## Supplied material
╭──

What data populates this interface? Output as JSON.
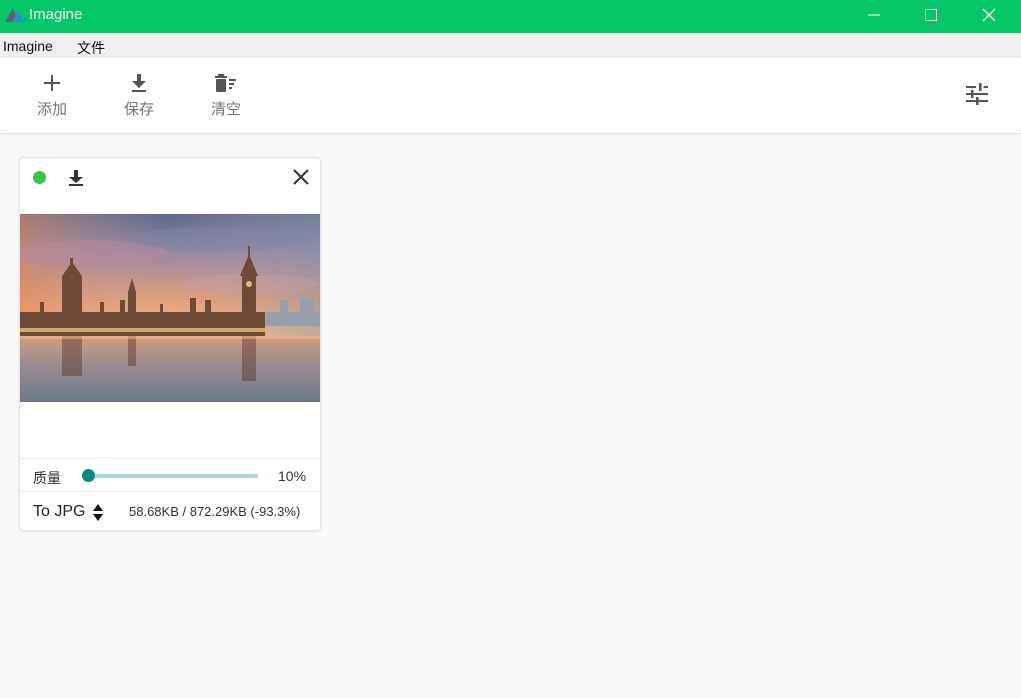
{
  "window": {
    "title": "Imagine",
    "controls": [
      "minimize",
      "maximize",
      "close"
    ]
  },
  "menu": {
    "items": [
      {
        "label": "Imagine"
      },
      {
        "label": "文件"
      }
    ]
  },
  "toolbar": {
    "add_label": "添加",
    "save_label": "保存",
    "clear_label": "清空",
    "settings_icon": "tune-icon"
  },
  "card": {
    "status_color": "#36c743",
    "image_description_icon": "image-preview",
    "quality_label": "质量",
    "quality_value": "10%",
    "quality_fraction": 0.1,
    "format": "To JPG",
    "size_info": "58.68KB / 872.29KB (-93.3%)"
  },
  "colors": {
    "titlebar": "#04c868",
    "slider_thumb": "#0a8a7e",
    "slider_track": "#a8d8d4"
  }
}
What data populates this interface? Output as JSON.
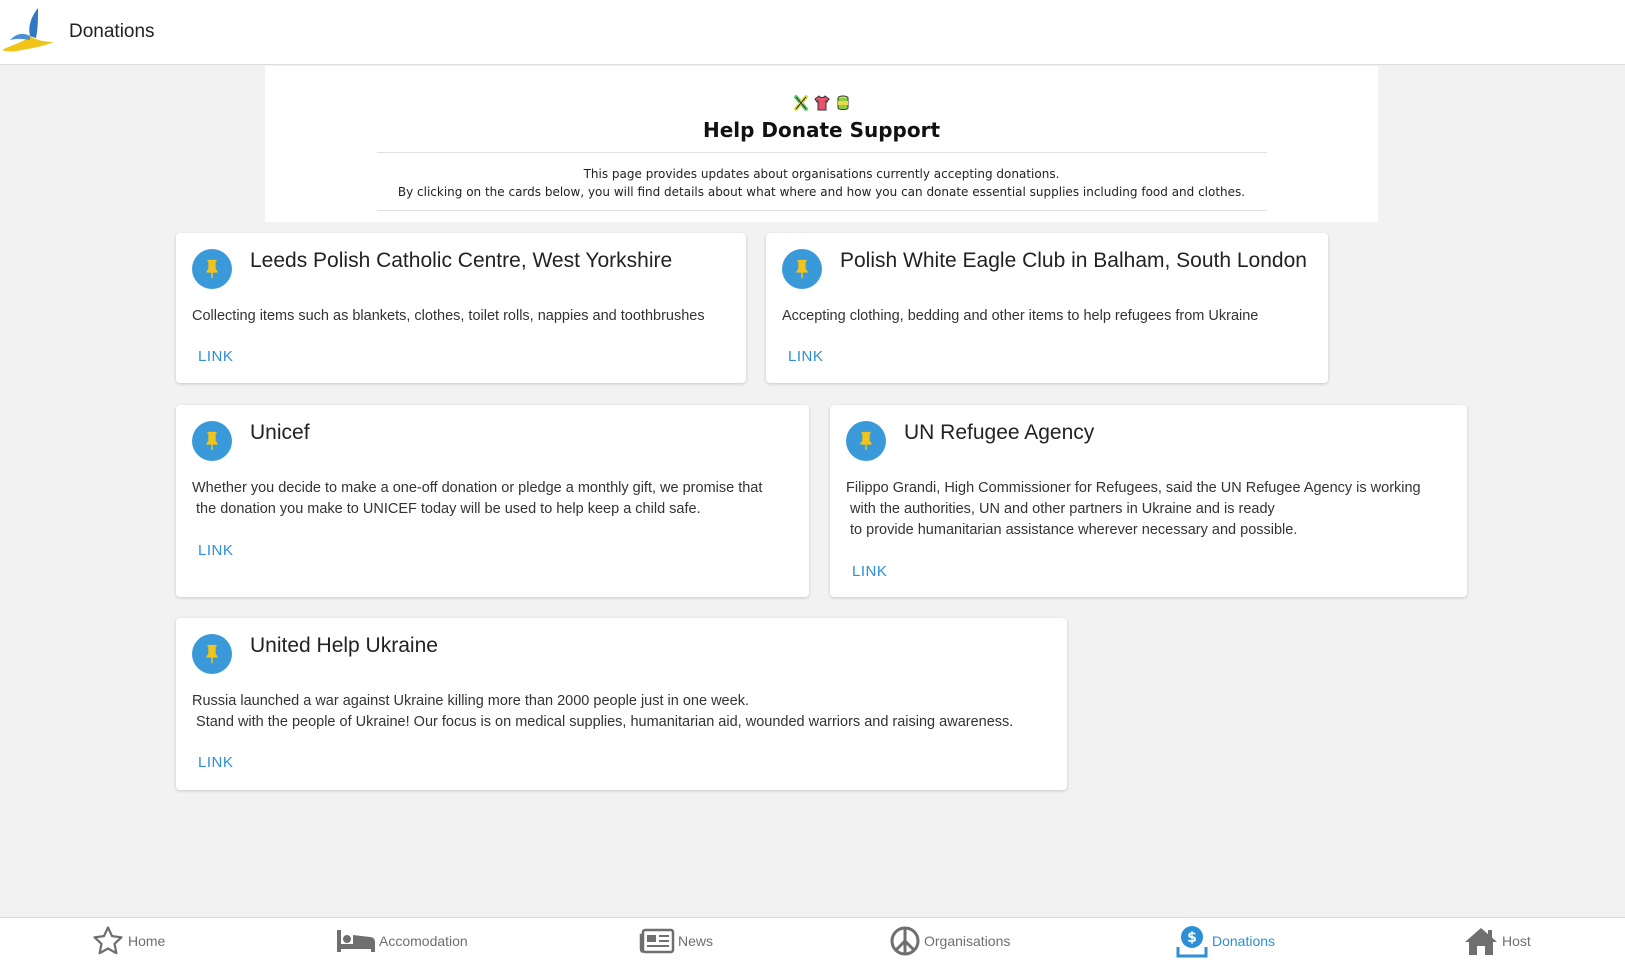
{
  "app": {
    "title": "Donations"
  },
  "banner": {
    "title": "Help Donate Support",
    "line1": "This page provides updates about organisations currently accepting donations.",
    "line2": "By clicking on the cards below, you will find details about what where and how you can donate essential supplies including food and clothes."
  },
  "cards": [
    {
      "title": "Leeds Polish Catholic Centre, West Yorkshire",
      "desc": "Collecting items such as blankets, clothes, toilet rolls, nappies and toothbrushes",
      "link": "LINK"
    },
    {
      "title": "Polish White Eagle Club in Balham, South London",
      "desc": "Accepting clothing, bedding and other items to help refugees from Ukraine",
      "link": "LINK"
    },
    {
      "title": "Unicef",
      "desc": "Whether you decide to make a one-off donation or pledge a monthly gift, we promise that\n the donation you make to UNICEF today will be used to help keep a child safe.",
      "link": "LINK"
    },
    {
      "title": "UN Refugee Agency",
      "desc": "Filippo Grandi, High Commissioner for Refugees, said the UN Refugee Agency is working\n with the authorities, UN and other partners in Ukraine and is ready\n to provide humanitarian assistance wherever necessary and possible.",
      "link": "LINK"
    },
    {
      "title": "United Help Ukraine",
      "desc": "Russia launched a war against Ukraine killing more than 2000 people just in one week.\n Stand with the people of Ukraine! Our focus is on medical supplies, humanitarian aid, wounded warriors and raising awareness.",
      "link": "LINK"
    }
  ],
  "nav": [
    {
      "label": "Home",
      "icon": "star-icon"
    },
    {
      "label": "Accomodation",
      "icon": "bed-icon"
    },
    {
      "label": "News",
      "icon": "newspaper-icon"
    },
    {
      "label": "Organisations",
      "icon": "peace-icon"
    },
    {
      "label": "Donations",
      "icon": "dollar-download-icon",
      "active": true
    },
    {
      "label": "Host",
      "icon": "house-icon"
    }
  ],
  "colors": {
    "accent": "#2d8fd5",
    "avatar": "#3a9ad9",
    "pin": "#f2c318",
    "nav_icon": "#6f6f6f"
  }
}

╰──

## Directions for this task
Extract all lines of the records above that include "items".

## Solution for this problem
    "items": [
      "desc": "Collecting items such as blankets, clothes, toilet rolls, nappies and toothbrushes",
      "desc": "Accepting clothing, bedding and other items to help refugees from Ukraine",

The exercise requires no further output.